Wednesday, August 08, 2007
Many companies face the problem of the sunk cost effect. In fact, it's particularly problematic for firms involved in extremely expensive and lengthy product development projects. In those situations, the sunk costs can be enormous, and it can be very difficult for managers, scientists, and/or engineers to walk away from a project in which they have not only invested a great deal of money, but also much time, energy, and personal reputation.
A recent Business Week article suggests that Merck has found a way to try to combat this problem. Here's a snippet from the article (for the entire article, click here):
Merck is rewarding scientists for failure. One of the hardest decisions any scientist has to make is when to abandon an experimental drug that's not working. An inability to admit failure leads to inefficiencies. A scientist may spend months and tens of thousands of dollars studying a compound, hoping for a result he or she knows likely won't come, rather than pitching in on a project with a better chance of turning into a viable drug. So Kim (Merck R&D head Peter Kim) is promising stock options to scientists who bail out on losing projects. It's not the loss per se that's being rewarded but the decision to accept failure and move on. "You can't change the truth. You can only delay how long it takes to find it out," Kim says. "If you're a good scientist, you want to spend your time and the company's money on something that's going to lead to success."
Wednesday, August 01, 2007
Going public changes things significantly. For years, strategic management scholars and consultants have argued (and shown empirically) that conglomerates (unrelated diversified firms) trade at a discount, that they are worth less than the sum of their parts. You all know the reasons - they have been well-articulated over many years. Well, if a private equity firm goes public, then precisely what is the difference between it and the typical conglomerate? The private equity firm begins to look much more like the usual unrelated diversified firm. A private equity firm no longer can argue that its governance structure poses a substantial advantage over the old style publicly traded conglomerate.
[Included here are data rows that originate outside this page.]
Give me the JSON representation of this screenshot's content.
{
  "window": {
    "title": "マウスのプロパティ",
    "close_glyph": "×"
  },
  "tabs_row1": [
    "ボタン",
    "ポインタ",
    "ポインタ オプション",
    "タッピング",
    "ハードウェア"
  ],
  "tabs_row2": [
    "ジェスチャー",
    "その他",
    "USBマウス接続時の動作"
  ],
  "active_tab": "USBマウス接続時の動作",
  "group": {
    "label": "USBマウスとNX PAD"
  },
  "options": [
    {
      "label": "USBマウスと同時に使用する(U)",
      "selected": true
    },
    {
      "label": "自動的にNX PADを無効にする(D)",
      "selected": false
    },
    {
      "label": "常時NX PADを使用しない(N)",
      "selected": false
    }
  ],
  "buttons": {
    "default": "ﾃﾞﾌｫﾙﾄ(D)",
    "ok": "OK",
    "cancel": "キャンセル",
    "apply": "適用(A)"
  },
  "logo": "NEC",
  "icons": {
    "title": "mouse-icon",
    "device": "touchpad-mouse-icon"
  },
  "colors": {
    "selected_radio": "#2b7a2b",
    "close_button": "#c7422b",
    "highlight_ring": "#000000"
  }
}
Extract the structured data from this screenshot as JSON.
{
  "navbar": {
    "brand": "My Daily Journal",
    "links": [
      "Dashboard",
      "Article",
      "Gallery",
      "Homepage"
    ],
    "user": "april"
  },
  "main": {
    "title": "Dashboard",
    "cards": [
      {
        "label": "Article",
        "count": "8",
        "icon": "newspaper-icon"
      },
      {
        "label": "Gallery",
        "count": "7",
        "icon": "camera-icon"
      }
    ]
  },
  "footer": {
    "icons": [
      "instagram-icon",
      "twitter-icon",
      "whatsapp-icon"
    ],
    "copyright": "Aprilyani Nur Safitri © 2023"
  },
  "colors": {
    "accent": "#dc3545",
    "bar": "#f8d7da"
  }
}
I have heard many of the reasons why private equity firms are going public, beyond the fact that it offers an opportunity for enhancing personal wealth. Access to capital, ability to recruit and retain talent, management successsion... none of these seems like a persuasive argument. These firms have been wildly successful raising capital and attracting talent, while remaining privately held. Even if there were some advantages to going public, they must be weighed against the substantial disadvantage outlined here with respect to agency costs and corporate governance. To me, those disadvantages clearly outweigh the possible benefits of conducting an initial public offering.